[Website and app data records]
■ ■ ■

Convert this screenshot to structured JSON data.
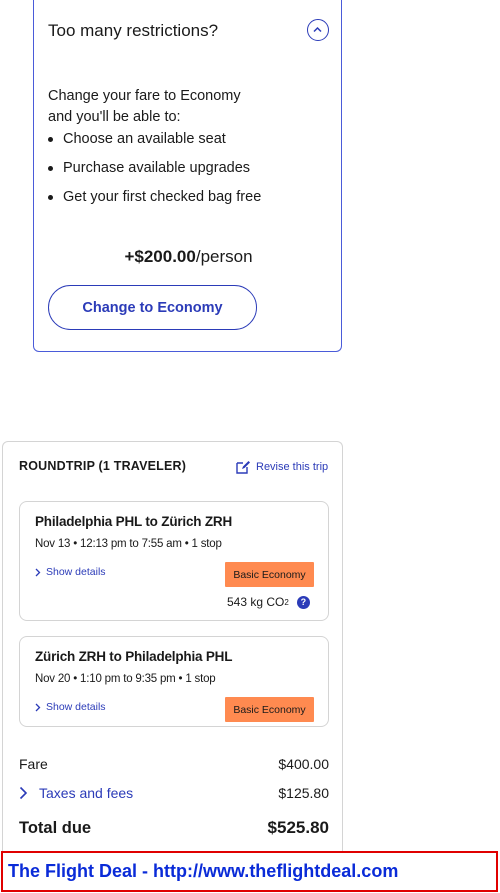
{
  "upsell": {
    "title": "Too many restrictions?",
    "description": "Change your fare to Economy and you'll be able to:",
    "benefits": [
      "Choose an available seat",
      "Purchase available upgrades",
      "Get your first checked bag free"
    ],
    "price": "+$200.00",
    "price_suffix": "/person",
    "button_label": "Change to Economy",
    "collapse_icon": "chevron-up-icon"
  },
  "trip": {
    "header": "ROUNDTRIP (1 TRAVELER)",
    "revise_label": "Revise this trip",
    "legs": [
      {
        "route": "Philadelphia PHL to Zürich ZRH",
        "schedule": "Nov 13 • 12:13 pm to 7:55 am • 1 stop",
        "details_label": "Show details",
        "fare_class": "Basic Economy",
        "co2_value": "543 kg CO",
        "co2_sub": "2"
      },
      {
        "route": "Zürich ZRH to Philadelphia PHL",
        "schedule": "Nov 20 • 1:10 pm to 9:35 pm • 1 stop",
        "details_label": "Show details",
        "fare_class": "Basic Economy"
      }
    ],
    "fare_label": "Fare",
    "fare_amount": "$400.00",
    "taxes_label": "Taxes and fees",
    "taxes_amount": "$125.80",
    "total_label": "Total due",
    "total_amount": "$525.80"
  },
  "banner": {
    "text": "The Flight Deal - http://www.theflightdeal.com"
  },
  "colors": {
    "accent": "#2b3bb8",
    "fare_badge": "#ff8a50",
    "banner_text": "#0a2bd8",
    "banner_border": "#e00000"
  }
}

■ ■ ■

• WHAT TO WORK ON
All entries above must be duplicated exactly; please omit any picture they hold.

• PROBLEM SOLUTION
Convert this screenshot to structured JSON data.
{
  "upsell": {
    "title": "Too many restrictions?",
    "description": "Change your fare to Economy and you'll be able to:",
    "benefits": [
      "Choose an available seat",
      "Purchase available upgrades",
      "Get your first checked bag free"
    ],
    "price": "+$200.00",
    "price_suffix": "/person",
    "button_label": "Change to Economy",
    "collapse_icon": "chevron-up-icon"
  },
  "trip": {
    "header": "ROUNDTRIP (1 TRAVELER)",
    "revise_label": "Revise this trip",
    "legs": [
      {
        "route": "Philadelphia PHL to Zürich ZRH",
        "schedule": "Nov 13 • 12:13 pm to 7:55 am • 1 stop",
        "details_label": "Show details",
        "fare_class": "Basic Economy",
        "co2_value": "543 kg CO",
        "co2_sub": "2"
      },
      {
        "route": "Zürich ZRH to Philadelphia PHL",
        "schedule": "Nov 20 • 1:10 pm to 9:35 pm • 1 stop",
        "details_label": "Show details",
        "fare_class": "Basic Economy"
      }
    ],
    "fare_label": "Fare",
    "fare_amount": "$400.00",
    "taxes_label": "Taxes and fees",
    "taxes_amount": "$125.80",
    "total_label": "Total due",
    "total_amount": "$525.80"
  },
  "banner": {
    "text": "The Flight Deal - http://www.theflightdeal.com"
  },
  "colors": {
    "accent": "#2b3bb8",
    "fare_badge": "#ff8a50",
    "banner_text": "#0a2bd8",
    "banner_border": "#e00000"
  }
}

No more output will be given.